Last month, we discussed the first three priority risks for 2019 according to the latest Gartner research. The risk areas include: 1) Cybersecurity Preparedness; 2) Data Governance; 3) Third Parties; 4) Data Privacy; and 5) Ethics and Integrity.
Most organizations have the ability to mitigate these risks, reduce the likelihood of their occurrence, and reduce the impact if the risk does occur. Has your organization taken steps in this direction? If not, what are the road blocks, and how can you get over the bumps in the road and past the walls?
This month we will continue discussing the steps to mitigate the last two risks.
It is common practice for organizations to hold consumers private data to support their operations. Data breaches have increased 44.7% from 2017 to 2018 and show no signs of decreasing. Data privacy has become a competitive edge and important for the survival of an organization. Consumer trust is on the decline. In the US, only 25% of consumers believe that companies handle sensitive data responsibly. The following are steps an organization can take to reduce data privacy risks.
- Organizations subject to General Data Protection Regulation (GDPR) should comply with the regulatory requirements since noncompliance carries the potential risk in the areas of fines and reputation.
- It is important that organizations view data privacy and security as a competitive advantage. This needs to come from the top down involving senior management and the board. Develop strategies to improve consumer confidence in your organization’s ability to handle their data responsibly.
- Share your data security policies with consumers, be transparent about any data breaches, and allow consumers to self-manage their data.
Now is the time to build consumer confidence in your organization’s ability to safeguard their data.
Ethics and Integrity
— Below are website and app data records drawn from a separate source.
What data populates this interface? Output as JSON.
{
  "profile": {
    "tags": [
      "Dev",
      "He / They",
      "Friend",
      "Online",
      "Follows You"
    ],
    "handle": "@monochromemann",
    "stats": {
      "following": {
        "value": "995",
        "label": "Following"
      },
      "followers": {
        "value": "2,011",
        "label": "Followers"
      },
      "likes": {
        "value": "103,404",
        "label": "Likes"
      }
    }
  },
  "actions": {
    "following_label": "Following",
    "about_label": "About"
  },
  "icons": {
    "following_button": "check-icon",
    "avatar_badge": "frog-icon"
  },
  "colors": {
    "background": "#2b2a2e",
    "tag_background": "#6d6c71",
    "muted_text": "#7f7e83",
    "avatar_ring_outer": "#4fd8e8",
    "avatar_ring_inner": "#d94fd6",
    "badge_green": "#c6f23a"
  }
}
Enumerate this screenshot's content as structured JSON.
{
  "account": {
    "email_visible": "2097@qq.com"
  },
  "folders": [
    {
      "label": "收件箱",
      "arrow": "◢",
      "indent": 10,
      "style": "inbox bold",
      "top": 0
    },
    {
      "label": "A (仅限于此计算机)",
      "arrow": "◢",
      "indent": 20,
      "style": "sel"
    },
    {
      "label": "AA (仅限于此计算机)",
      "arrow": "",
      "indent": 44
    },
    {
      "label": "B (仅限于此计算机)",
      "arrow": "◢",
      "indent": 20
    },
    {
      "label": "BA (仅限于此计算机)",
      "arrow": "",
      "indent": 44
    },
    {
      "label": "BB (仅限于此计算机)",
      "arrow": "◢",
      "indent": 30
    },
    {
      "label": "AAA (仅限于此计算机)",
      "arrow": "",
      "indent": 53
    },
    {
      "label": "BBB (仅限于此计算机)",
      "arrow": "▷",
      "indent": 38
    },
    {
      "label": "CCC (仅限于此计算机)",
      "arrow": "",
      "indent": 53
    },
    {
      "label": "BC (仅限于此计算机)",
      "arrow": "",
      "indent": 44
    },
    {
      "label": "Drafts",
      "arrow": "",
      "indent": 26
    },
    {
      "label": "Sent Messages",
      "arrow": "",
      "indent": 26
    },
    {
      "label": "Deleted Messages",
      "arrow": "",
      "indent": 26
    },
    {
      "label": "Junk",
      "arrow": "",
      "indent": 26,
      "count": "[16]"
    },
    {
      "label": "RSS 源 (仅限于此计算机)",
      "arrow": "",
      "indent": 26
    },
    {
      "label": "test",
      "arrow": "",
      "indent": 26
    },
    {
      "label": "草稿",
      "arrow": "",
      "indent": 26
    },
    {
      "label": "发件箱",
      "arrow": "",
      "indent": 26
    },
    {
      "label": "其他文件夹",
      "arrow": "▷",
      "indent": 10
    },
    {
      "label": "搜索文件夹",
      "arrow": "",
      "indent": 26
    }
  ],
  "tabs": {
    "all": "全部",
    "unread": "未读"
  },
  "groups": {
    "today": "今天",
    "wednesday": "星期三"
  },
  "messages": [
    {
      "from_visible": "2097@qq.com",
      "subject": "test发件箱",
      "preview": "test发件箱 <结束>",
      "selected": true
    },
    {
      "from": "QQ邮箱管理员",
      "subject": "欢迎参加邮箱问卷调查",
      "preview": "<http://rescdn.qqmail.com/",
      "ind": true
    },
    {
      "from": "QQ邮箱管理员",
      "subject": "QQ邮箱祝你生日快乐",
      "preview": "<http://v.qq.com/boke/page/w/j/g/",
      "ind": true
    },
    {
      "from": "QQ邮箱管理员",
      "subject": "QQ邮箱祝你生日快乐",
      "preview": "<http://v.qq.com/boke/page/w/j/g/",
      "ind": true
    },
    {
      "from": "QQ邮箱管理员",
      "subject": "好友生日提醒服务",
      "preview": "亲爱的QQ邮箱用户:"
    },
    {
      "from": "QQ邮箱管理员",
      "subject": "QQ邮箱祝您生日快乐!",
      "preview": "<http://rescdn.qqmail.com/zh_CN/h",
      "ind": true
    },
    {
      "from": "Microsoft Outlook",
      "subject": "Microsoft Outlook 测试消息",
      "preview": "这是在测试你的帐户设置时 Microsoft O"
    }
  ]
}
Social media has changed the ability for organizations to keep ethical infractions out of the public spotlight. Seventy-seven percent of Americans want organizations to speak out when organizational values are threatened. Trust is an important factor in job satisfaction for 89% of employees. The actual and perceived ethics and integrity of an organization is a risk that should be addressed at the board and senior management levels. Some key areas where risks are high include gender and racial bias, and digital ethics. Digital ethics risks are increasing as organizations rapidly develop analytical and artificial intelligence based automation that interacts with consumers. The following are some steps to reduce risks in these areas.
- Assess the equity of pay and promotions across employees performing similar job duties and take steps to correct any inequities.
- Require all employees and board members to attend annual ethics and sexual harassment training. Include a process to assess the employee’s knowledge and understanding of right and wrong.
- Complete an independent assessment of the organization’s ethical culture. Is what is in writing and conveyed in the media the same as the tone at the top? Are these ethical values apparent in all levels and silos of the organization?
- Require consideration of ethical implications during the development and use of data analytics and artificial intelligence. Does the available data result in bias? Does the use of consumer’s data infringe upon their privacy rights?
The ethical culture of an organization has a large impact on the level of risk within an organization. The first line of defense is your employees. Their daily interaction with the public, consumers, vendors, and other stakeholders impacts the risk level within the organization. Taking steps to create and maintain an ethical culture is a key risk mitigation strategy.
We have discussed the top five areas of risk for 2019 as identified by Gartner. Does your internal audit department have the skill sets to assess and report on inherent and residual risk in all of these areas? Are all of these areas on the senior management and board’s radar? Now is the time to be proactive and address these risks within your organization.
About the Author
Elaine is a Principal with McKonly & Asbury. Her primary responsibilities include management of the Internal Audit & Management Consulting Services group. Elaine handles client relationships and is accountable for the deliv… Read more